[Interface dataset entries]
▬▬▬▬▬▬▬▬▬▬

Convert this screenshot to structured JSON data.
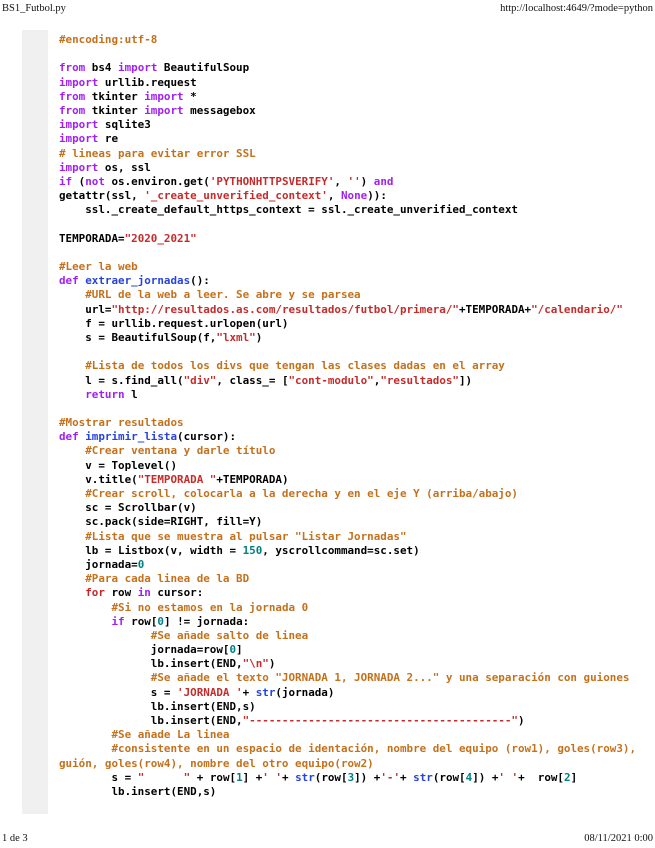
{
  "header": {
    "file_title": "BS1_Futbol.py",
    "url": "http://localhost:4649/?mode=python"
  },
  "footer": {
    "page_info": "1 de 3",
    "timestamp": "08/11/2021 0:00"
  },
  "palette": {
    "keyword": "#A020F0",
    "comment": "#C4711C",
    "string": "#C52B2B",
    "loop": "#C22626",
    "definition": "#2743DC",
    "number": "#008080",
    "plain": "#000000",
    "gutter": "#F0F0F0"
  },
  "code": {
    "language": "python",
    "lines": [
      [
        [
          "c",
          "#encoding:utf-8"
        ]
      ],
      [],
      [
        [
          "k",
          "from"
        ],
        [
          "t",
          " bs4 "
        ],
        [
          "k",
          "import"
        ],
        [
          "t",
          " BeautifulSoup"
        ]
      ],
      [
        [
          "k",
          "import"
        ],
        [
          "t",
          " urllib.request"
        ]
      ],
      [
        [
          "k",
          "from"
        ],
        [
          "t",
          " tkinter "
        ],
        [
          "k",
          "import"
        ],
        [
          "t",
          " *"
        ]
      ],
      [
        [
          "k",
          "from"
        ],
        [
          "t",
          " tkinter "
        ],
        [
          "k",
          "import"
        ],
        [
          "t",
          " messagebox"
        ]
      ],
      [
        [
          "k",
          "import"
        ],
        [
          "t",
          " sqlite3"
        ]
      ],
      [
        [
          "k",
          "import"
        ],
        [
          "t",
          " re"
        ]
      ],
      [
        [
          "c",
          "# lineas para evitar error SSL"
        ]
      ],
      [
        [
          "k",
          "import"
        ],
        [
          "t",
          " os, ssl"
        ]
      ],
      [
        [
          "k",
          "if"
        ],
        [
          "t",
          " ("
        ],
        [
          "k",
          "not"
        ],
        [
          "t",
          " os.environ.get("
        ],
        [
          "s",
          "'PYTHONHTTPSVERIFY'"
        ],
        [
          "t",
          ", "
        ],
        [
          "s",
          "''"
        ],
        [
          "t",
          ") "
        ],
        [
          "k",
          "and"
        ]
      ],
      [
        [
          "t",
          "getattr(ssl, "
        ],
        [
          "s",
          "'_create_unverified_context'"
        ],
        [
          "t",
          ", "
        ],
        [
          "k",
          "None"
        ],
        [
          "t",
          ")):"
        ]
      ],
      [
        [
          "t",
          "    ssl._create_default_https_context = ssl._create_unverified_context"
        ]
      ],
      [],
      [
        [
          "t",
          "TEMPORADA="
        ],
        [
          "s",
          "\"2020_2021\""
        ]
      ],
      [],
      [
        [
          "c",
          "#Leer la web"
        ]
      ],
      [
        [
          "k",
          "def"
        ],
        [
          "t",
          " "
        ],
        [
          "d",
          "extraer_jornadas"
        ],
        [
          "t",
          "():"
        ]
      ],
      [
        [
          "t",
          "    "
        ],
        [
          "c",
          "#URL de la web a leer. Se abre y se parsea"
        ]
      ],
      [
        [
          "t",
          "    url="
        ],
        [
          "s",
          "\"http://resultados.as.com/resultados/futbol/primera/\""
        ],
        [
          "t",
          "+TEMPORADA+"
        ],
        [
          "s",
          "\"/calendario/\""
        ]
      ],
      [
        [
          "t",
          "    f = urllib.request.urlopen(url)"
        ]
      ],
      [
        [
          "t",
          "    s = BeautifulSoup(f,"
        ],
        [
          "s",
          "\"lxml\""
        ],
        [
          "t",
          ")"
        ]
      ],
      [],
      [
        [
          "t",
          "    "
        ],
        [
          "c",
          "#Lista de todos los divs que tengan las clases dadas en el array"
        ]
      ],
      [
        [
          "t",
          "    l = s.find_all("
        ],
        [
          "s",
          "\"div\""
        ],
        [
          "t",
          ", class_= ["
        ],
        [
          "s",
          "\"cont-modulo\""
        ],
        [
          "t",
          ","
        ],
        [
          "s",
          "\"resultados\""
        ],
        [
          "t",
          "])"
        ]
      ],
      [
        [
          "t",
          "    "
        ],
        [
          "k",
          "return"
        ],
        [
          "t",
          " l"
        ]
      ],
      [],
      [
        [
          "c",
          "#Mostrar resultados"
        ]
      ],
      [
        [
          "k",
          "def"
        ],
        [
          "t",
          " "
        ],
        [
          "d",
          "imprimir_lista"
        ],
        [
          "t",
          "(cursor):"
        ]
      ],
      [
        [
          "t",
          "    "
        ],
        [
          "c",
          "#Crear ventana y darle título"
        ]
      ],
      [
        [
          "t",
          "    v = Toplevel()"
        ]
      ],
      [
        [
          "t",
          "    v.title("
        ],
        [
          "s",
          "\"TEMPORADA \""
        ],
        [
          "t",
          "+TEMPORADA)"
        ]
      ],
      [
        [
          "t",
          "    "
        ],
        [
          "c",
          "#Crear scroll, colocarla a la derecha y en el eje Y (arriba/abajo)"
        ]
      ],
      [
        [
          "t",
          "    sc = Scrollbar(v)"
        ]
      ],
      [
        [
          "t",
          "    sc.pack(side=RIGHT, fill=Y)"
        ]
      ],
      [
        [
          "t",
          "    "
        ],
        [
          "c",
          "#Lista que se muestra al pulsar \"Listar Jornadas\""
        ]
      ],
      [
        [
          "t",
          "    lb = Listbox(v, width = "
        ],
        [
          "n",
          "150"
        ],
        [
          "t",
          ", yscrollcommand=sc.set)"
        ]
      ],
      [
        [
          "t",
          "    jornada="
        ],
        [
          "n",
          "0"
        ]
      ],
      [
        [
          "t",
          "    "
        ],
        [
          "c",
          "#Para cada linea de la BD"
        ]
      ],
      [
        [
          "t",
          "    "
        ],
        [
          "r",
          "for"
        ],
        [
          "t",
          " row "
        ],
        [
          "k",
          "in"
        ],
        [
          "t",
          " cursor:"
        ]
      ],
      [
        [
          "t",
          "        "
        ],
        [
          "c",
          "#Si no estamos en la jornada 0"
        ]
      ],
      [
        [
          "t",
          "        "
        ],
        [
          "k",
          "if"
        ],
        [
          "t",
          " row["
        ],
        [
          "n",
          "0"
        ],
        [
          "t",
          "] != jornada:"
        ]
      ],
      [
        [
          "t",
          "              "
        ],
        [
          "c",
          "#Se añade salto de linea"
        ]
      ],
      [
        [
          "t",
          "              jornada=row["
        ],
        [
          "n",
          "0"
        ],
        [
          "t",
          "]"
        ]
      ],
      [
        [
          "t",
          "              lb.insert(END,"
        ],
        [
          "s",
          "\"\\n\""
        ],
        [
          "t",
          ")"
        ]
      ],
      [
        [
          "t",
          "              "
        ],
        [
          "c",
          "#Se añade el texto \"JORNADA 1, JORNADA 2...\" y una separación con guiones"
        ]
      ],
      [
        [
          "t",
          "              s = "
        ],
        [
          "s",
          "'JORNADA '"
        ],
        [
          "t",
          "+ "
        ],
        [
          "d",
          "str"
        ],
        [
          "t",
          "(jornada)"
        ]
      ],
      [
        [
          "t",
          "              lb.insert(END,s)"
        ]
      ],
      [
        [
          "t",
          "              lb.insert(END,"
        ],
        [
          "s",
          "\"----------------------------------------\""
        ],
        [
          "t",
          ")"
        ]
      ],
      [
        [
          "t",
          "        "
        ],
        [
          "c",
          "#Se añade La linea"
        ]
      ],
      [
        [
          "t",
          "        "
        ],
        [
          "c",
          "#consistente en un espacio de identación, nombre del equipo (row1), goles(row3),"
        ]
      ],
      [
        [
          "c",
          "guión, goles(row4), nombre del otro equipo(row2)"
        ]
      ],
      [
        [
          "t",
          "        s = "
        ],
        [
          "s",
          "\"      \""
        ],
        [
          "t",
          " + row["
        ],
        [
          "n",
          "1"
        ],
        [
          "t",
          "] +"
        ],
        [
          "s",
          "' '"
        ],
        [
          "t",
          "+ "
        ],
        [
          "d",
          "str"
        ],
        [
          "t",
          "(row["
        ],
        [
          "n",
          "3"
        ],
        [
          "t",
          "]) +"
        ],
        [
          "s",
          "'-'"
        ],
        [
          "t",
          "+ "
        ],
        [
          "d",
          "str"
        ],
        [
          "t",
          "(row["
        ],
        [
          "n",
          "4"
        ],
        [
          "t",
          "]) +"
        ],
        [
          "s",
          "' '"
        ],
        [
          "t",
          "+  row["
        ],
        [
          "n",
          "2"
        ],
        [
          "t",
          "]"
        ]
      ],
      [
        [
          "t",
          "        lb.insert(END,s)"
        ]
      ]
    ]
  }
}
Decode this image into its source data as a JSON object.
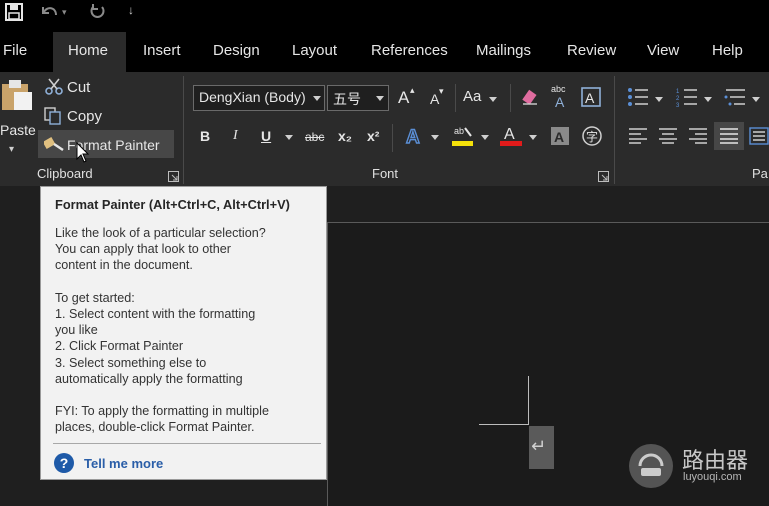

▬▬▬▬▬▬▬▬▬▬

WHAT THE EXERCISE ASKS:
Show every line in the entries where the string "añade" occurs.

EXERCISE OUTPUT:
          "#Se añade salto de linea"
          "#Se añade el texto \"JORNADA 1, JORNADA 2...\" y una separación con guiones"
          "#Se añade La linea"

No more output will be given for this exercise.